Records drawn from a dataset
-- Opening Marker --

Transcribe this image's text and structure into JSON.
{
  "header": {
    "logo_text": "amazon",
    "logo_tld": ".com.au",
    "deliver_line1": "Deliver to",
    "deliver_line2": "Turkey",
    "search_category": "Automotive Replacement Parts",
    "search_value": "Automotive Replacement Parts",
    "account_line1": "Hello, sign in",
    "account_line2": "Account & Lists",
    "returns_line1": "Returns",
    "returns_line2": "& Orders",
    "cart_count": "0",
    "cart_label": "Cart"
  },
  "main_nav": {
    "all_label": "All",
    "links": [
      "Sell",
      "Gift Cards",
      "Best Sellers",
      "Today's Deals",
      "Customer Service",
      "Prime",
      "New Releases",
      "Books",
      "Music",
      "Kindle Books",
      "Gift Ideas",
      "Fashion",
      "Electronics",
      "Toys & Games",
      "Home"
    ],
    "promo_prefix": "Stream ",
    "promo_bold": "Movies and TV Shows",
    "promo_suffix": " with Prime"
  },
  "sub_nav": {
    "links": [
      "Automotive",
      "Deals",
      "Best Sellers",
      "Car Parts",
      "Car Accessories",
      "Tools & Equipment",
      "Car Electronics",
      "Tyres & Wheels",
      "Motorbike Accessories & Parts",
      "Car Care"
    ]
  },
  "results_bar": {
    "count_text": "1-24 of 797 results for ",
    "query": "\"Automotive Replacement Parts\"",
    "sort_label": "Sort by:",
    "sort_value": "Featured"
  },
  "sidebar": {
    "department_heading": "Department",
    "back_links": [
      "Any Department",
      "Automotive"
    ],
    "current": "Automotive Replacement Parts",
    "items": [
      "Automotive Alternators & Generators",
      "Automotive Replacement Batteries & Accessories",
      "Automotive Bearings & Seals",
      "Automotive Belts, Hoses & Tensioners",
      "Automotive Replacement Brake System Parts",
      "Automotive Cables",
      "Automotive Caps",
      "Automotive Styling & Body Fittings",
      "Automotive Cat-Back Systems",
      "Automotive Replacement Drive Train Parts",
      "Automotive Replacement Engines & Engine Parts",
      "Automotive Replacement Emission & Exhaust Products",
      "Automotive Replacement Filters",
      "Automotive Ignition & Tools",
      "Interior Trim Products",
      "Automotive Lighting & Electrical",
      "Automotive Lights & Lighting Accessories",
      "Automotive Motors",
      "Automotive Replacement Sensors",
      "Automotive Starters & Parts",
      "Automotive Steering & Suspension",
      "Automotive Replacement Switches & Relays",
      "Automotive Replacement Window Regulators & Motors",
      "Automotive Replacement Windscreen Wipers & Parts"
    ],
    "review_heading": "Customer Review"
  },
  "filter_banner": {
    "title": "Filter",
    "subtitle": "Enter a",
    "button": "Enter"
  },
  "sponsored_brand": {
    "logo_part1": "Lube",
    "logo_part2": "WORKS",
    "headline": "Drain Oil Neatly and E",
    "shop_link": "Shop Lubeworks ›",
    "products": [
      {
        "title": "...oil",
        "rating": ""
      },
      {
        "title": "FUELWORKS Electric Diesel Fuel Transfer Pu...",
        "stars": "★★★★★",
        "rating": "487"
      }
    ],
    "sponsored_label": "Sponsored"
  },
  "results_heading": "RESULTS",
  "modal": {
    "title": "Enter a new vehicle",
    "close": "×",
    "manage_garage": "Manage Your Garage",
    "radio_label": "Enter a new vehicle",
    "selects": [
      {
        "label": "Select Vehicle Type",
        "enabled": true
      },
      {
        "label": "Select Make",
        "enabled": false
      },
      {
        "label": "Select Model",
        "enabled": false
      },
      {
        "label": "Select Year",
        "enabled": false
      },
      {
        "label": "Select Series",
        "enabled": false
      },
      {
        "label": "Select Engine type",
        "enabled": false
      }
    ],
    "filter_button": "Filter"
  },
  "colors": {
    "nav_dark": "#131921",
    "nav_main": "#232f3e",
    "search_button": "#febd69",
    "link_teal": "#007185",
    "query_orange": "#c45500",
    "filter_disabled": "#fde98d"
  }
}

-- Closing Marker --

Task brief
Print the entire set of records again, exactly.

Exercise output
Transcribe this image's text and structure into JSON.
{
  "header": {
    "logo_text": "amazon",
    "logo_tld": ".com.au",
    "deliver_line1": "Deliver to",
    "deliver_line2": "Turkey",
    "search_category": "Automotive Replacement Parts",
    "search_value": "Automotive Replacement Parts",
    "account_line1": "Hello, sign in",
    "account_line2": "Account & Lists",
    "returns_line1": "Returns",
    "returns_line2": "& Orders",
    "cart_count": "0",
    "cart_label": "Cart"
  },
  "main_nav": {
    "all_label": "All",
    "links": [
      "Sell",
      "Gift Cards",
      "Best Sellers",
      "Today's Deals",
      "Customer Service",
      "Prime",
      "New Releases",
      "Books",
      "Music",
      "Kindle Books",
      "Gift Ideas",
      "Fashion",
      "Electronics",
      "Toys & Games",
      "Home"
    ],
    "promo_prefix": "Stream ",
    "promo_bold": "Movies and TV Shows",
    "promo_suffix": " with Prime"
  },
  "sub_nav": {
    "links": [
      "Automotive",
      "Deals",
      "Best Sellers",
      "Car Parts",
      "Car Accessories",
      "Tools & Equipment",
      "Car Electronics",
      "Tyres & Wheels",
      "Motorbike Accessories & Parts",
      "Car Care"
    ]
  },
  "results_bar": {
    "count_text": "1-24 of 797 results for ",
    "query": "\"Automotive Replacement Parts\"",
    "sort_label": "Sort by:",
    "sort_value": "Featured"
  },
  "sidebar": {
    "department_heading": "Department",
    "back_links": [
      "Any Department",
      "Automotive"
    ],
    "current": "Automotive Replacement Parts",
    "items": [
      "Automotive Alternators & Generators",
      "Automotive Replacement Batteries & Accessories",
      "Automotive Bearings & Seals",
      "Automotive Belts, Hoses & Tensioners",
      "Automotive Replacement Brake System Parts",
      "Automotive Cables",
      "Automotive Caps",
      "Automotive Styling & Body Fittings",
      "Automotive Cat-Back Systems",
      "Automotive Replacement Drive Train Parts",
      "Automotive Replacement Engines & Engine Parts",
      "Automotive Replacement Emission & Exhaust Products",
      "Automotive Replacement Filters",
      "Automotive Ignition & Tools",
      "Interior Trim Products",
      "Automotive Lighting & Electrical",
      "Automotive Lights & Lighting Accessories",
      "Automotive Motors",
      "Automotive Replacement Sensors",
      "Automotive Starters & Parts",
      "Automotive Steering & Suspension",
      "Automotive Replacement Switches & Relays",
      "Automotive Replacement Window Regulators & Motors",
      "Automotive Replacement Windscreen Wipers & Parts"
    ],
    "review_heading": "Customer Review"
  },
  "filter_banner": {
    "title": "Filter",
    "subtitle": "Enter a",
    "button": "Enter"
  },
  "sponsored_brand": {
    "logo_part1": "Lube",
    "logo_part2": "WORKS",
    "headline": "Drain Oil Neatly and E",
    "shop_link": "Shop Lubeworks ›",
    "products": [
      {
        "title": "...oil",
        "rating": ""
      },
      {
        "title": "FUELWORKS Electric Diesel Fuel Transfer Pu...",
        "stars": "★★★★★",
        "rating": "487"
      }
    ],
    "sponsored_label": "Sponsored"
  },
  "results_heading": "RESULTS",
  "modal": {
    "title": "Enter a new vehicle",
    "close": "×",
    "manage_garage": "Manage Your Garage",
    "radio_label": "Enter a new vehicle",
    "selects": [
      {
        "label": "Select Vehicle Type",
        "enabled": true
      },
      {
        "label": "Select Make",
        "enabled": false
      },
      {
        "label": "Select Model",
        "enabled": false
      },
      {
        "label": "Select Year",
        "enabled": false
      },
      {
        "label": "Select Series",
        "enabled": false
      },
      {
        "label": "Select Engine type",
        "enabled": false
      }
    ],
    "filter_button": "Filter"
  },
  "colors": {
    "nav_dark": "#131921",
    "nav_main": "#232f3e",
    "search_button": "#febd69",
    "link_teal": "#007185",
    "query_orange": "#c45500",
    "filter_disabled": "#fde98d"
  }
}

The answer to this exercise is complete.